Task instructions: Among the entries below, how many lines include the string "value"? Answer with only the number.

Records for processing:
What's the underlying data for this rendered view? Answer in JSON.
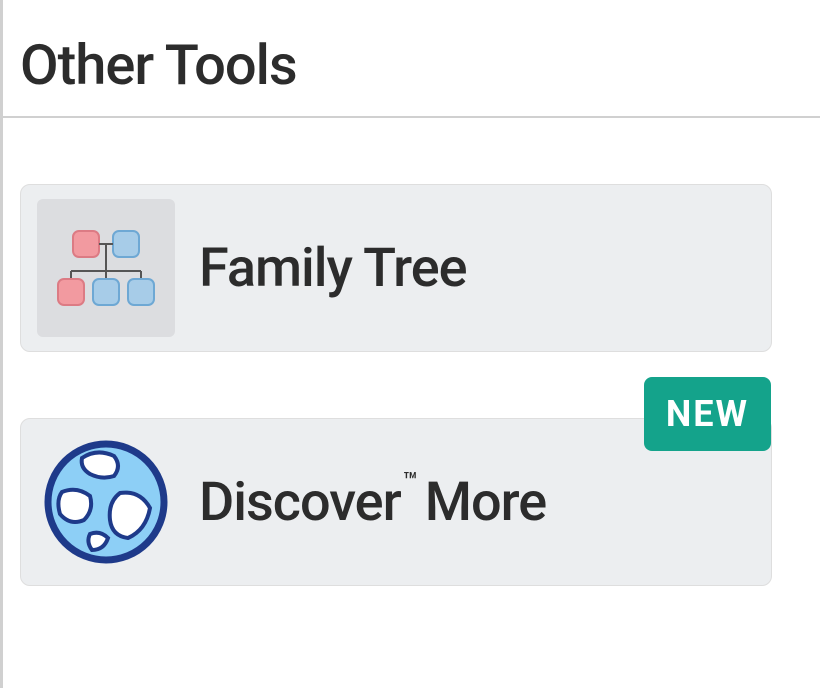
{
  "section": {
    "title": "Other Tools"
  },
  "cards": {
    "family_tree": {
      "label": "Family Tree",
      "icon": "family-tree-icon"
    },
    "discover_more": {
      "label_prefix": "Discover",
      "label_suffix": "More",
      "trademark": "™",
      "icon": "globe-icon",
      "badge": "NEW"
    }
  },
  "colors": {
    "badge_bg": "#14a38b",
    "card_bg": "#eceef0",
    "tree_pink": "#f29aa0",
    "tree_blue": "#a7cce8",
    "globe_blue": "#8dcff6",
    "globe_outline": "#1e3a8a"
  }
}
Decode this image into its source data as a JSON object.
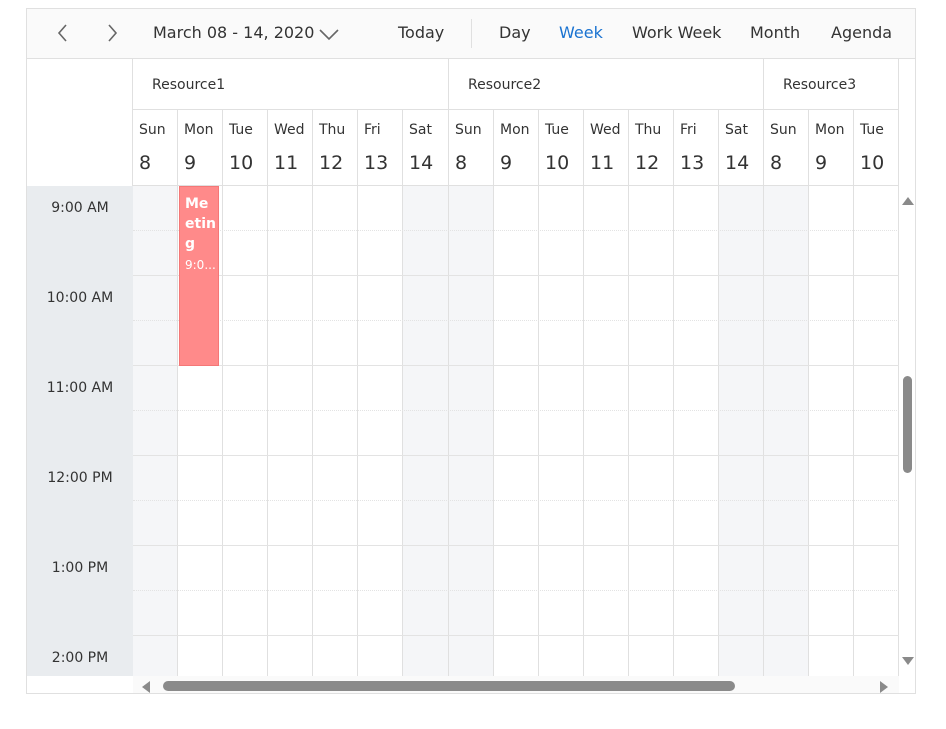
{
  "toolbar": {
    "prev_icon": "chevron-left-icon",
    "next_icon": "chevron-right-icon",
    "date_range": "March 08 - 14, 2020",
    "date_dropdown_icon": "chevron-down-icon",
    "today_label": "Today",
    "views": [
      {
        "label": "Day",
        "active": false
      },
      {
        "label": "Week",
        "active": true
      },
      {
        "label": "Work Week",
        "active": false
      },
      {
        "label": "Month",
        "active": false
      },
      {
        "label": "Agenda",
        "active": false
      }
    ],
    "active_color": "#1a73d1"
  },
  "resources": [
    {
      "name": "Resource1"
    },
    {
      "name": "Resource2"
    },
    {
      "name": "Resource3"
    }
  ],
  "days": [
    {
      "name": "Sun",
      "num": "8"
    },
    {
      "name": "Mon",
      "num": "9"
    },
    {
      "name": "Tue",
      "num": "10"
    },
    {
      "name": "Wed",
      "num": "11"
    },
    {
      "name": "Thu",
      "num": "12"
    },
    {
      "name": "Fri",
      "num": "13"
    },
    {
      "name": "Sat",
      "num": "14"
    },
    {
      "name": "Sun",
      "num": "8"
    },
    {
      "name": "Mon",
      "num": "9"
    },
    {
      "name": "Tue",
      "num": "10"
    },
    {
      "name": "Wed",
      "num": "11"
    },
    {
      "name": "Thu",
      "num": "12"
    },
    {
      "name": "Fri",
      "num": "13"
    },
    {
      "name": "Sat",
      "num": "14"
    },
    {
      "name": "Sun",
      "num": "8"
    },
    {
      "name": "Mon",
      "num": "9"
    },
    {
      "name": "Tue",
      "num": "10"
    }
  ],
  "time_slots": [
    "9:00 AM",
    "10:00 AM",
    "11:00 AM",
    "12:00 PM",
    "1:00 PM",
    "2:00 PM"
  ],
  "appointment": {
    "subject": "Meeting",
    "time": "9:0...",
    "color": "#ff8a8a"
  },
  "scrollbars": {
    "up_icon": "triangle-up-icon",
    "down_icon": "triangle-down-icon",
    "left_icon": "triangle-left-icon",
    "right_icon": "triangle-right-icon"
  }
}
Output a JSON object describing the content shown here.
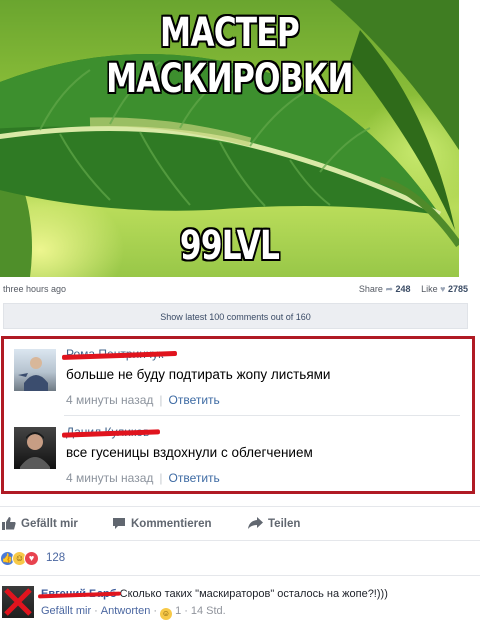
{
  "meme": {
    "title": "МАСТЕР МАСКИРОВКИ",
    "bottom_text": "99LVL"
  },
  "post_meta": {
    "time": "three hours ago",
    "share_label": "Share",
    "share_count": "248",
    "like_label": "Like",
    "like_count": "2785",
    "show_comments": "Show latest 100 comments out of 160"
  },
  "comments": [
    {
      "name": "Рома Пентринчук",
      "text": "больше не буду подтирать жопу листьями",
      "time": "4 минуты назад",
      "reply": "Ответить"
    },
    {
      "name": "Данил Куликов",
      "text": "все гусеницы вздохнули с облегчением",
      "time": "4 минуты назад",
      "reply": "Ответить"
    }
  ],
  "actions": {
    "like": "Gefällt mir",
    "comment": "Kommentieren",
    "share": "Teilen"
  },
  "reactions": {
    "count": "128"
  },
  "bottom_comment": {
    "name": "Евгений Барб",
    "text": "Сколько таких \"маскираторов\" осталось на жопе?!)))",
    "like": "Gefällt mir",
    "reply": "Antworten",
    "reaction_count": "1",
    "time": "14 Std."
  },
  "colors": {
    "highlight_border": "#b01a24",
    "redaction": "#e0141e",
    "link": "#385898"
  }
}
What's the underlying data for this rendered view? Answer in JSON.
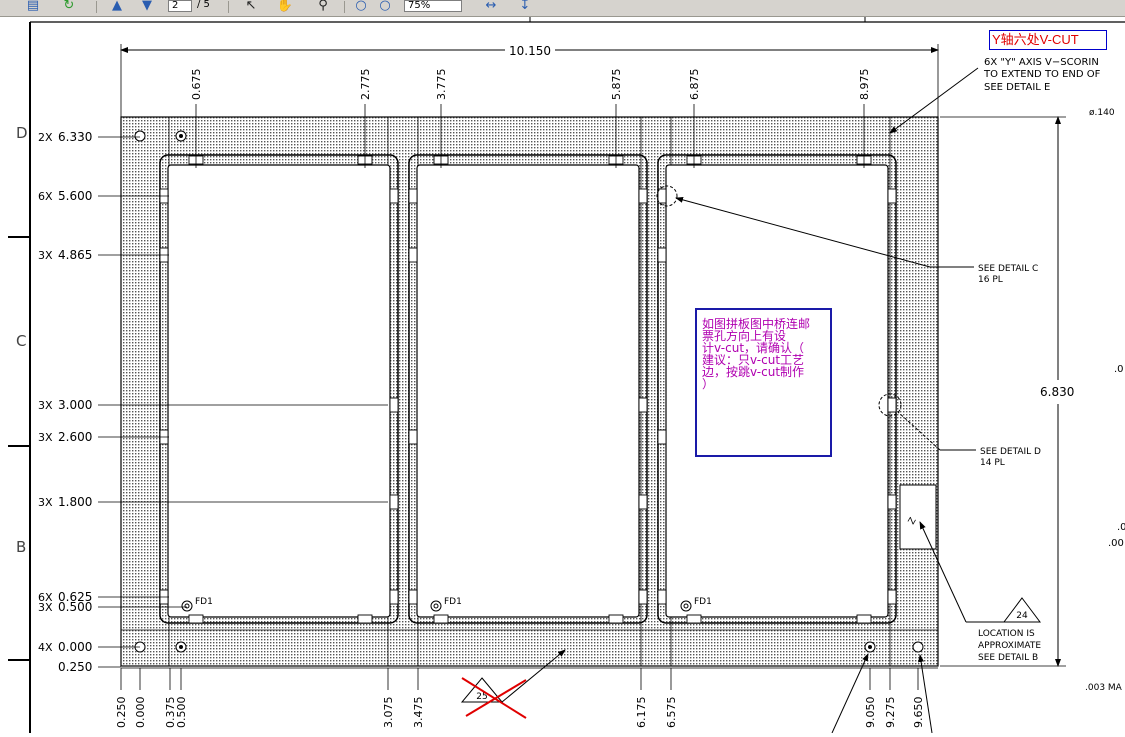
{
  "toolbar": {
    "page_current": "2",
    "page_total": "/ 5",
    "zoom": "75%",
    "icons": [
      "document-icon",
      "refresh-icon",
      "arrow-up-icon",
      "arrow-down-icon",
      "select-tool-icon",
      "hand-tool-icon",
      "zoom-icon",
      "rotate-icon",
      "fit-width-icon",
      "fit-page-icon"
    ]
  },
  "drawing": {
    "overall_width": "10.150",
    "overall_height": "6.830",
    "hole_dia": "ø.140",
    "zone_letters": [
      {
        "label": "D"
      },
      {
        "label": "C"
      },
      {
        "label": "B"
      }
    ],
    "top_dims": [
      "0.675",
      "2.775",
      "3.775",
      "5.875",
      "6.875",
      "8.975"
    ],
    "bottom_dims": [
      "0.250",
      "0.000",
      "0.375",
      "0.500",
      "3.075",
      "3.475",
      "6.175",
      "6.575",
      "9.050",
      "9.275",
      "9.650"
    ],
    "left_dims": [
      {
        "count": "2X",
        "value": "6.330"
      },
      {
        "count": "6X",
        "value": "5.600"
      },
      {
        "count": "3X",
        "value": "4.865"
      },
      {
        "count": "3X",
        "value": "3.000"
      },
      {
        "count": "3X",
        "value": "2.600"
      },
      {
        "count": "3X",
        "value": "1.800"
      },
      {
        "count": "6X",
        "value": "0.625"
      },
      {
        "count": "3X",
        "value": "0.500"
      },
      {
        "count": "4X",
        "value": "0.000"
      },
      {
        "count": "",
        "value": "0.250"
      }
    ],
    "fiducial_label": "FD1",
    "vscore_note": [
      "6X \"Y\" AXIS V−SCORIN",
      "TO EXTEND TO END OF",
      "SEE DETAIL E"
    ],
    "detail_c": [
      "SEE DETAIL C",
      "16 PL"
    ],
    "detail_d": [
      "SEE DETAIL D",
      "14 PL"
    ],
    "location_note": [
      "LOCATION IS",
      "APPROXIMATE",
      "SEE DETAIL B"
    ],
    "triangle_24": "24",
    "triangle_25": "25",
    "right_fragments": [
      ".0",
      ".0",
      ".00",
      ".003 MA"
    ],
    "y_axis_title": "Y轴六处V-CUT",
    "note_lines": [
      "如图拼板图中桥连邮",
      "票孔方向上有设",
      "计v-cut，请确认（",
      "建议：只v-cut工艺",
      "边，按跳v-cut制作",
      "）"
    ],
    "colors": {
      "accent_note": "#b000b0",
      "note_border": "#1a1aa8",
      "cross_out": "#e00000",
      "board_fill": "#d8d8d8"
    }
  }
}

Reply: 10